This hybridization of technology and city-living means that it is quickly becoming easier and easier for the disadvantaged to “fall through the gaps”. While it is true that 95% of people suffering from homelessness have a mobile device, that is simply not enough to keep them alive, safe, and in a position to regain their footing in society.

Having a mobile phone is simply not enough, and does not guarantee Connectedness in society. Research done by the Australian Communications Consumer Action Network found that homeless individuals with phones still had to endure restrictions of service, credit shortages, theft, and even more simple… the lack of access to a charging station. A study found that nearly 32% of the people involved had limited access to power, and difficulty charging their mobile device. The continuous struggle to keep their phones on and functioning leaves very little time for individuals to focus on job hunting and accessing other resources. Not only that, these mobile devices can be the difference between life and death. With public phones being virtually non-existent, emergency situations require access to a private phone. If an individual has had their phone stolen or does not have a charged device any emergency could quickly become lethal, simply because of the inability to call emergency services.

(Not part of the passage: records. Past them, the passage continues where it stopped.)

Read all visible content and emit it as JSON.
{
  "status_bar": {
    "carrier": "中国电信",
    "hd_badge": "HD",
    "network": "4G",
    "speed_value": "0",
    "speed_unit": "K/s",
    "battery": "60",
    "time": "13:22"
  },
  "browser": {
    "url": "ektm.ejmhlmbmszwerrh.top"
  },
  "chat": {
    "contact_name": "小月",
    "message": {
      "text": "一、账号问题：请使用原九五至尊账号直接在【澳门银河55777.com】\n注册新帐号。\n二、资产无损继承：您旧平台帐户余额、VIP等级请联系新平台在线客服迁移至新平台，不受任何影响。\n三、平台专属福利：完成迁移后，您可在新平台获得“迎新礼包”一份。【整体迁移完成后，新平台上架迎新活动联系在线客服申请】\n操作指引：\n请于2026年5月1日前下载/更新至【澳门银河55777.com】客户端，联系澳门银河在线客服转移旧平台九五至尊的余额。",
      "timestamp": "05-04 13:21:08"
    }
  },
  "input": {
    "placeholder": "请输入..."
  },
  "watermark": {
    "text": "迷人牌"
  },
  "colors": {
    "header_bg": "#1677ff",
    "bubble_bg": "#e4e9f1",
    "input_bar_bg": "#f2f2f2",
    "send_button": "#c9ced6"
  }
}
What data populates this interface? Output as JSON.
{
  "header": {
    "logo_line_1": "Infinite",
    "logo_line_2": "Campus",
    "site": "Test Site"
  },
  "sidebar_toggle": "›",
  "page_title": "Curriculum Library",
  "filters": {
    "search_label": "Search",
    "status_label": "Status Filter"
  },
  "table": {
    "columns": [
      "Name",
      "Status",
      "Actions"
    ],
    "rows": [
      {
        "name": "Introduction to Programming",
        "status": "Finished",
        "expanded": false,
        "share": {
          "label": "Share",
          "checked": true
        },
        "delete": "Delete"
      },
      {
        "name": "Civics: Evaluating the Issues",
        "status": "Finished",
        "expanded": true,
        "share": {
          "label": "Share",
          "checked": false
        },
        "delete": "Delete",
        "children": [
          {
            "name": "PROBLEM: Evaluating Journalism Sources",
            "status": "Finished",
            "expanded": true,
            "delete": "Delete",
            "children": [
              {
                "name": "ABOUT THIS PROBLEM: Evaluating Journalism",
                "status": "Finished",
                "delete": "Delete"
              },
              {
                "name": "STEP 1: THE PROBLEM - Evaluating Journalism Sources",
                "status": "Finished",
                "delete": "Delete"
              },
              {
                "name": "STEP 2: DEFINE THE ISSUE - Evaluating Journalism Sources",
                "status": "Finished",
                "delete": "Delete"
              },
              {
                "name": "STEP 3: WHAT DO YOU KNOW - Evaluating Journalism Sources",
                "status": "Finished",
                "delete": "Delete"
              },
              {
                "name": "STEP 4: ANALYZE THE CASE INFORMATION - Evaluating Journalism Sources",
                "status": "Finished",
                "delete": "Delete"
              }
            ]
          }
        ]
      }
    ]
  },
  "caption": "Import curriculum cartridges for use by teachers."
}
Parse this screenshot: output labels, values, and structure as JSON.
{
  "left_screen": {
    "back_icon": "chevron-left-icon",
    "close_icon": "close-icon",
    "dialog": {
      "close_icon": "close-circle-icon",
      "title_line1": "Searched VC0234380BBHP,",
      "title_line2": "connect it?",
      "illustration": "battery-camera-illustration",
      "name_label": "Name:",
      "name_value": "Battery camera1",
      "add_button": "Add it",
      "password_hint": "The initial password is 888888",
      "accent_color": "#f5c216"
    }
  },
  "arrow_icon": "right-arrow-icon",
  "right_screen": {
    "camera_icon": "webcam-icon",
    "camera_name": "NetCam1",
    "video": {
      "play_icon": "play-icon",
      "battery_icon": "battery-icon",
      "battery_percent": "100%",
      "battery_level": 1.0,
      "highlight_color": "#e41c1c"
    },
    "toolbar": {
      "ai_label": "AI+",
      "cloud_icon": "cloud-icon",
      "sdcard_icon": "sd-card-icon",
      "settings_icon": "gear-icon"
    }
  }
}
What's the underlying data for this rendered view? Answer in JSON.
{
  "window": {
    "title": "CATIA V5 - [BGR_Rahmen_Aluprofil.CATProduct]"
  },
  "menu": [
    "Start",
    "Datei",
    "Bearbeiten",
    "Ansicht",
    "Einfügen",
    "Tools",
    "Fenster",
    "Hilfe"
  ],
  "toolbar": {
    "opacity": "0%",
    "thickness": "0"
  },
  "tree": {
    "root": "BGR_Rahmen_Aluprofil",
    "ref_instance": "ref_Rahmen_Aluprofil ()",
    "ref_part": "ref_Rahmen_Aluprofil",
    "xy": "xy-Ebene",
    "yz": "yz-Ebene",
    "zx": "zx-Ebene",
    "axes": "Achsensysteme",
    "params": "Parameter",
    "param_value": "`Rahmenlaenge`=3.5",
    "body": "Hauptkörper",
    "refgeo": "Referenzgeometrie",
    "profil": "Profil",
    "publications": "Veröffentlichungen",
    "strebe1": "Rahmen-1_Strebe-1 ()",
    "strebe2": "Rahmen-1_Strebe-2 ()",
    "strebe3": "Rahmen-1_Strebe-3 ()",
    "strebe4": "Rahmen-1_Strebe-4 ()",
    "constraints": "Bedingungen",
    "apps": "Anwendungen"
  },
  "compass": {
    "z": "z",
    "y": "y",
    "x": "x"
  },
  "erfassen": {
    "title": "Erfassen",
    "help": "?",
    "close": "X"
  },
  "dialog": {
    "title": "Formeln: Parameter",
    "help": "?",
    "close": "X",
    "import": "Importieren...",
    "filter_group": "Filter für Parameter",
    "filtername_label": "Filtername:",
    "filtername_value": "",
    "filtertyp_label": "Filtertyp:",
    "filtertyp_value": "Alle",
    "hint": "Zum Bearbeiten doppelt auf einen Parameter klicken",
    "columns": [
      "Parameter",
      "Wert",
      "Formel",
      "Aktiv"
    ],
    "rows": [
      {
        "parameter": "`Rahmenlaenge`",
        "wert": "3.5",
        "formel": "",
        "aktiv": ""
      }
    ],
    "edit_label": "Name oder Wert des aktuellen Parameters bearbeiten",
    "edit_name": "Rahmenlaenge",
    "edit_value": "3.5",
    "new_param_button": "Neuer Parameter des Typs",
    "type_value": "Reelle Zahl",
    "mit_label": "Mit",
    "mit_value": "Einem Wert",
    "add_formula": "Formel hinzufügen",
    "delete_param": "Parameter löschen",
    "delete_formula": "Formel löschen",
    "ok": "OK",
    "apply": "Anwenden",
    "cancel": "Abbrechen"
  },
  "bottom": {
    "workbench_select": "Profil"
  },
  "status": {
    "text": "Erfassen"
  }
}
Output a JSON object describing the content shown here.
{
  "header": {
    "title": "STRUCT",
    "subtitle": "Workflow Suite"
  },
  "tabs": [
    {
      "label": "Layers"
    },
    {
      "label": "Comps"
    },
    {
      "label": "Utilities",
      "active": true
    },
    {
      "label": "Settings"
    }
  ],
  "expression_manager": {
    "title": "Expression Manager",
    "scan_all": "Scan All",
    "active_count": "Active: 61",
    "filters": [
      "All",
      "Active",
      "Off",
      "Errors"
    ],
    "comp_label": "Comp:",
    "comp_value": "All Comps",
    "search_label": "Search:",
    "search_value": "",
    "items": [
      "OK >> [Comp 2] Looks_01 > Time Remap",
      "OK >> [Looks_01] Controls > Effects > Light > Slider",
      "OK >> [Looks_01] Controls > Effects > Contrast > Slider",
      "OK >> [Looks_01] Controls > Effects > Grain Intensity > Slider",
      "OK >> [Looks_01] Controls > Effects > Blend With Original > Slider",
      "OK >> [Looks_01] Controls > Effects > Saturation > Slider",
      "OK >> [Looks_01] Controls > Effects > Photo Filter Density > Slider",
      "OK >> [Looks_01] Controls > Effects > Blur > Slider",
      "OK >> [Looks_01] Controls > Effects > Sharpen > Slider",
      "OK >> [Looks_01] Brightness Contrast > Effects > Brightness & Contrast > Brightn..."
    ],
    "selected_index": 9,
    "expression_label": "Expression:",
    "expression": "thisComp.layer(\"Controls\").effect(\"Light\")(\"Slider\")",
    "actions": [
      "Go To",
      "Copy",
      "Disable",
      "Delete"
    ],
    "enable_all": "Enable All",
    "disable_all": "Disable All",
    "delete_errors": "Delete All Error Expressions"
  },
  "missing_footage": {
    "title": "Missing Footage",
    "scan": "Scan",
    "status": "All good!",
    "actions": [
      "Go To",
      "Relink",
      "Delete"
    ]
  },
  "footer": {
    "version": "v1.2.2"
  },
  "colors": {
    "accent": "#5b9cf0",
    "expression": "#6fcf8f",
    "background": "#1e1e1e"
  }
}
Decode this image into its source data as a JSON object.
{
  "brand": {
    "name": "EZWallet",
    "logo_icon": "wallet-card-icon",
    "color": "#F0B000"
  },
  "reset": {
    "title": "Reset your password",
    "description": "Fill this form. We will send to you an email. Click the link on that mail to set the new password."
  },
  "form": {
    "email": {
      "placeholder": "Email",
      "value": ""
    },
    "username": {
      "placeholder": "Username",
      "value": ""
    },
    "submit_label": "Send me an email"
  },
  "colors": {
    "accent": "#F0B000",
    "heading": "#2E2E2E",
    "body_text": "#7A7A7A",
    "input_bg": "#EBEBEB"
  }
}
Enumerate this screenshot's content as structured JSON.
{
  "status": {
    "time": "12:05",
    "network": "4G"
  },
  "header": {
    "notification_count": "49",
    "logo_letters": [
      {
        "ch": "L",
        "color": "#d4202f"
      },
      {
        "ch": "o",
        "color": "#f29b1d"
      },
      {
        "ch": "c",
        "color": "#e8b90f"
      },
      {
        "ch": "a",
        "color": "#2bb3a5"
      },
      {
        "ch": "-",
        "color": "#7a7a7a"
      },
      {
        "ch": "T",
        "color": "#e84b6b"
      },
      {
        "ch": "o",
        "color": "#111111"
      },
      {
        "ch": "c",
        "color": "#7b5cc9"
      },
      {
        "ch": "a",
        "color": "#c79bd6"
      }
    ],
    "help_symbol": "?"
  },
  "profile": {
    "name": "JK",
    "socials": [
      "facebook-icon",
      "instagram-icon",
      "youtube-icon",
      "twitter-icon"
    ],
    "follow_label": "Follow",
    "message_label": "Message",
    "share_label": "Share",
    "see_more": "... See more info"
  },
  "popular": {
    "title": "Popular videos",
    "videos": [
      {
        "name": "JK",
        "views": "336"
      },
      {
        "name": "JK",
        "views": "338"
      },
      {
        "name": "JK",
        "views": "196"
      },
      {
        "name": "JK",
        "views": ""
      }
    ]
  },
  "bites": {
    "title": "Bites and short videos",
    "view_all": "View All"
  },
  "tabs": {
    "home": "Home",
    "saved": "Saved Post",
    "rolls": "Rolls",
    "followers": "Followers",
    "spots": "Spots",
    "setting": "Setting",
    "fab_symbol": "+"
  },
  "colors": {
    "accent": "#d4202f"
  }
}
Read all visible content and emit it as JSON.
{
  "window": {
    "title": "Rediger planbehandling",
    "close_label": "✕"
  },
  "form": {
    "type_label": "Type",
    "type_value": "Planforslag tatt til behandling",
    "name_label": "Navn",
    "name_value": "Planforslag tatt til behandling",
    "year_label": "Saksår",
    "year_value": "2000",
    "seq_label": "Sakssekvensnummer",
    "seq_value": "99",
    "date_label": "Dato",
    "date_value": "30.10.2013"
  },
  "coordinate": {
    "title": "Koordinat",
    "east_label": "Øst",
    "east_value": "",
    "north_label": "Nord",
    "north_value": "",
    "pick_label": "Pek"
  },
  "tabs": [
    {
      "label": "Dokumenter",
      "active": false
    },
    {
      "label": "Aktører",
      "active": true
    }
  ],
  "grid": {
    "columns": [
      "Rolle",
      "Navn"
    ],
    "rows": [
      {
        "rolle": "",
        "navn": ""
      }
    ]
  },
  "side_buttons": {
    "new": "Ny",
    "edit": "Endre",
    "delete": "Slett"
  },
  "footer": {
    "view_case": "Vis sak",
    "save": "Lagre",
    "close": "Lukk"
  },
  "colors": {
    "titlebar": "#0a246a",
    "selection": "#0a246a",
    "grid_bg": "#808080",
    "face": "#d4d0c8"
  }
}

Making Connections, a project based in Australia is working to find solutions to these issues, and help better connectivity and access for the underprivileged in city environments. They have started working directly with youth that have experienced homelessness in order to use their life experience and input to develop innovative solutions to the connectivity problem at hand. The initial goals are to find ways to create free/widespread access to power and WiFi, more flexible mobile payment plans, and a more efficient resource for support services.

To see the article that inspired this blog, click here.